Task goal: Find the lines below that include the word "Table" and state how many there are, adding nothing.
*** Opening Information provided ***
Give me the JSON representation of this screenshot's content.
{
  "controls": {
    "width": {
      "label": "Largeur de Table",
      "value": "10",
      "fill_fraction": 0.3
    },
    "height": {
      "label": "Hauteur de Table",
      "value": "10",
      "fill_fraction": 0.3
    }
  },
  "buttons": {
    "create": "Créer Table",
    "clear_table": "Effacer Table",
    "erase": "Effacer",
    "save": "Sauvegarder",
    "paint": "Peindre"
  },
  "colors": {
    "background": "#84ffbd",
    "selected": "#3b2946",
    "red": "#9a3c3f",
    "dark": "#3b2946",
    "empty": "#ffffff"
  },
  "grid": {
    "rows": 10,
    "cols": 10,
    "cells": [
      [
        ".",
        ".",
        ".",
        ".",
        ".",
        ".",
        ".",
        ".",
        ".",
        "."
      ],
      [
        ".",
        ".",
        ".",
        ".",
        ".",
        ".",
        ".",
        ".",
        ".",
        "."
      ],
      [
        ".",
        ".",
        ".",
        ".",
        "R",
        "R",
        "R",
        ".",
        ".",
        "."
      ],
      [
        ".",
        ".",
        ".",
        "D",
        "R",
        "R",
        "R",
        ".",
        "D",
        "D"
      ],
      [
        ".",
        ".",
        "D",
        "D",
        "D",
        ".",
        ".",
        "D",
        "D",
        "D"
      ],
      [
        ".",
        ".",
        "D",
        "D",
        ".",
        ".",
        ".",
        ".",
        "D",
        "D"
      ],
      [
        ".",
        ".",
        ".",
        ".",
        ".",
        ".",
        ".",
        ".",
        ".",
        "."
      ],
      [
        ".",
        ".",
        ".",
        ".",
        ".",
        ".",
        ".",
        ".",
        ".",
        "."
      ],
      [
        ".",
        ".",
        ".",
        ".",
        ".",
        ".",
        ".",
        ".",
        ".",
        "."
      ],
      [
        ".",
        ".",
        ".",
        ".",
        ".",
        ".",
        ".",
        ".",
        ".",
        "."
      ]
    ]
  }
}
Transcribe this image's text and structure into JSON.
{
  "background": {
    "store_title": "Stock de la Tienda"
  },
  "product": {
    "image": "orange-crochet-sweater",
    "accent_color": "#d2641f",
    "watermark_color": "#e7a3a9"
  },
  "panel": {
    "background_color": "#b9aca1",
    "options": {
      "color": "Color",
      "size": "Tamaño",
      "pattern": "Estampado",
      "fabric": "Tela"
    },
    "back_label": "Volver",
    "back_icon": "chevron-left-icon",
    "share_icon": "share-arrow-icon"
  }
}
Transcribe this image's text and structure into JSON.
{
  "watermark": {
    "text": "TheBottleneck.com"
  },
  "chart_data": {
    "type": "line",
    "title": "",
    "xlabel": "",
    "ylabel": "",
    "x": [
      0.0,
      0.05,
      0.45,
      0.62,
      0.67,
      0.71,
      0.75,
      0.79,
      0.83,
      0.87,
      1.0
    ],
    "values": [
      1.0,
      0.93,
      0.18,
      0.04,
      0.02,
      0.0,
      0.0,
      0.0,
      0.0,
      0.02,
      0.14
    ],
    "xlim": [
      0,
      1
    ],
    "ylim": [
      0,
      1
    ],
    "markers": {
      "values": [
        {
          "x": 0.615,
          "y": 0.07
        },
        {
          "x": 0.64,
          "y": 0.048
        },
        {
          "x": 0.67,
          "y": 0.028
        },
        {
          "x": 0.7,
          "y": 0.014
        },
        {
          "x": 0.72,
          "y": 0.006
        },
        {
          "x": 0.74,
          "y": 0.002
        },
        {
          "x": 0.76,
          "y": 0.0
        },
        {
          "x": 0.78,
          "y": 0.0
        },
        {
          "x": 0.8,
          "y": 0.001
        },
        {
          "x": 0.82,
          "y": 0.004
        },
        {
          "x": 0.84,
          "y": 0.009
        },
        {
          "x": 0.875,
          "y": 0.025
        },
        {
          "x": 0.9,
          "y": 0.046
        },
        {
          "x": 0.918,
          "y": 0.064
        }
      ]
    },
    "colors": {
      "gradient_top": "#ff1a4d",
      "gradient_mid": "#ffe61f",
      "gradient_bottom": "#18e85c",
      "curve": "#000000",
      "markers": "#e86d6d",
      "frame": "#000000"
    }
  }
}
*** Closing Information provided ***
Solution to this problem: 4